**The data**
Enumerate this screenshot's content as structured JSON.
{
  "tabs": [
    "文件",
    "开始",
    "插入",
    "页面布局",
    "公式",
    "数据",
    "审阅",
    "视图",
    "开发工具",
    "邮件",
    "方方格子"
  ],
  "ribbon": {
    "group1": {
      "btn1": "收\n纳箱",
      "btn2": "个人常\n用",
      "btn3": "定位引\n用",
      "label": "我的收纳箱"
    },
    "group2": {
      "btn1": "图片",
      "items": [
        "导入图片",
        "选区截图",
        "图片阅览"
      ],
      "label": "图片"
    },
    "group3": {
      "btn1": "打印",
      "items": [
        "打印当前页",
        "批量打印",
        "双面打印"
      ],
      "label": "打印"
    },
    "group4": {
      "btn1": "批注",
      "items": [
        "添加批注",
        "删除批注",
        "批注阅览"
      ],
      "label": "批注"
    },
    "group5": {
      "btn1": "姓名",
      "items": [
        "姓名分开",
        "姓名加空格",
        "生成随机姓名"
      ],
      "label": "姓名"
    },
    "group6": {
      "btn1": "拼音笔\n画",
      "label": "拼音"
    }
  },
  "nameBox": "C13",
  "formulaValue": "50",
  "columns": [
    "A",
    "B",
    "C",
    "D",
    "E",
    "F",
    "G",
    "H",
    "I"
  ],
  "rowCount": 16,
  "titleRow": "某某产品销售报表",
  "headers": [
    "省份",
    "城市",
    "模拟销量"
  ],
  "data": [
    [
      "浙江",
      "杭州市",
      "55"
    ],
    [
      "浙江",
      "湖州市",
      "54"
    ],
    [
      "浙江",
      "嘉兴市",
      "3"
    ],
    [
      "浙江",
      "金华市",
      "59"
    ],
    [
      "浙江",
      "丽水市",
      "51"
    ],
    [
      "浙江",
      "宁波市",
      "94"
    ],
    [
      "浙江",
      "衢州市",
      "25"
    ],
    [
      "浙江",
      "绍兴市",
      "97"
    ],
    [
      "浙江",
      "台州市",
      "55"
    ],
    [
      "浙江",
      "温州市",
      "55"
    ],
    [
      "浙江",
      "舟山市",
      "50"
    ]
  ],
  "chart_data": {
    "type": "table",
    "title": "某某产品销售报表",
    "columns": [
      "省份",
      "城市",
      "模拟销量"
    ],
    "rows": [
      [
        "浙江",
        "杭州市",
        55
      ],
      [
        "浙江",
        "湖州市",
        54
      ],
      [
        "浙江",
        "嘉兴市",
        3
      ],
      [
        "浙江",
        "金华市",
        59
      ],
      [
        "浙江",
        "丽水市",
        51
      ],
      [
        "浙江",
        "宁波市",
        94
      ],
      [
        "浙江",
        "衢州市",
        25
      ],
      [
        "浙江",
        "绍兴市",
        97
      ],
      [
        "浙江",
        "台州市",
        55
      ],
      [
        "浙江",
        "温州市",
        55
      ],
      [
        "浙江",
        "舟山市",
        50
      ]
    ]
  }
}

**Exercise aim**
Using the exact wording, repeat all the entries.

**Output for this exercise**
Enumerate this screenshot's content as structured JSON.
{
  "tabs": [
    "文件",
    "开始",
    "插入",
    "页面布局",
    "公式",
    "数据",
    "审阅",
    "视图",
    "开发工具",
    "邮件",
    "方方格子"
  ],
  "ribbon": {
    "group1": {
      "btn1": "收\n纳箱",
      "btn2": "个人常\n用",
      "btn3": "定位引\n用",
      "label": "我的收纳箱"
    },
    "group2": {
      "btn1": "图片",
      "items": [
        "导入图片",
        "选区截图",
        "图片阅览"
      ],
      "label": "图片"
    },
    "group3": {
      "btn1": "打印",
      "items": [
        "打印当前页",
        "批量打印",
        "双面打印"
      ],
      "label": "打印"
    },
    "group4": {
      "btn1": "批注",
      "items": [
        "添加批注",
        "删除批注",
        "批注阅览"
      ],
      "label": "批注"
    },
    "group5": {
      "btn1": "姓名",
      "items": [
        "姓名分开",
        "姓名加空格",
        "生成随机姓名"
      ],
      "label": "姓名"
    },
    "group6": {
      "btn1": "拼音笔\n画",
      "label": "拼音"
    }
  },
  "nameBox": "C13",
  "formulaValue": "50",
  "columns": [
    "A",
    "B",
    "C",
    "D",
    "E",
    "F",
    "G",
    "H",
    "I"
  ],
  "rowCount": 16,
  "titleRow": "某某产品销售报表",
  "headers": [
    "省份",
    "城市",
    "模拟销量"
  ],
  "data": [
    [
      "浙江",
      "杭州市",
      "55"
    ],
    [
      "浙江",
      "湖州市",
      "54"
    ],
    [
      "浙江",
      "嘉兴市",
      "3"
    ],
    [
      "浙江",
      "金华市",
      "59"
    ],
    [
      "浙江",
      "丽水市",
      "51"
    ],
    [
      "浙江",
      "宁波市",
      "94"
    ],
    [
      "浙江",
      "衢州市",
      "25"
    ],
    [
      "浙江",
      "绍兴市",
      "97"
    ],
    [
      "浙江",
      "台州市",
      "55"
    ],
    [
      "浙江",
      "温州市",
      "55"
    ],
    [
      "浙江",
      "舟山市",
      "50"
    ]
  ],
  "chart_data": {
    "type": "table",
    "title": "某某产品销售报表",
    "columns": [
      "省份",
      "城市",
      "模拟销量"
    ],
    "rows": [
      [
        "浙江",
        "杭州市",
        55
      ],
      [
        "浙江",
        "湖州市",
        54
      ],
      [
        "浙江",
        "嘉兴市",
        3
      ],
      [
        "浙江",
        "金华市",
        59
      ],
      [
        "浙江",
        "丽水市",
        51
      ],
      [
        "浙江",
        "宁波市",
        94
      ],
      [
        "浙江",
        "衢州市",
        25
      ],
      [
        "浙江",
        "绍兴市",
        97
      ],
      [
        "浙江",
        "台州市",
        55
      ],
      [
        "浙江",
        "温州市",
        55
      ],
      [
        "浙江",
        "舟山市",
        50
      ]
    ]
  }
}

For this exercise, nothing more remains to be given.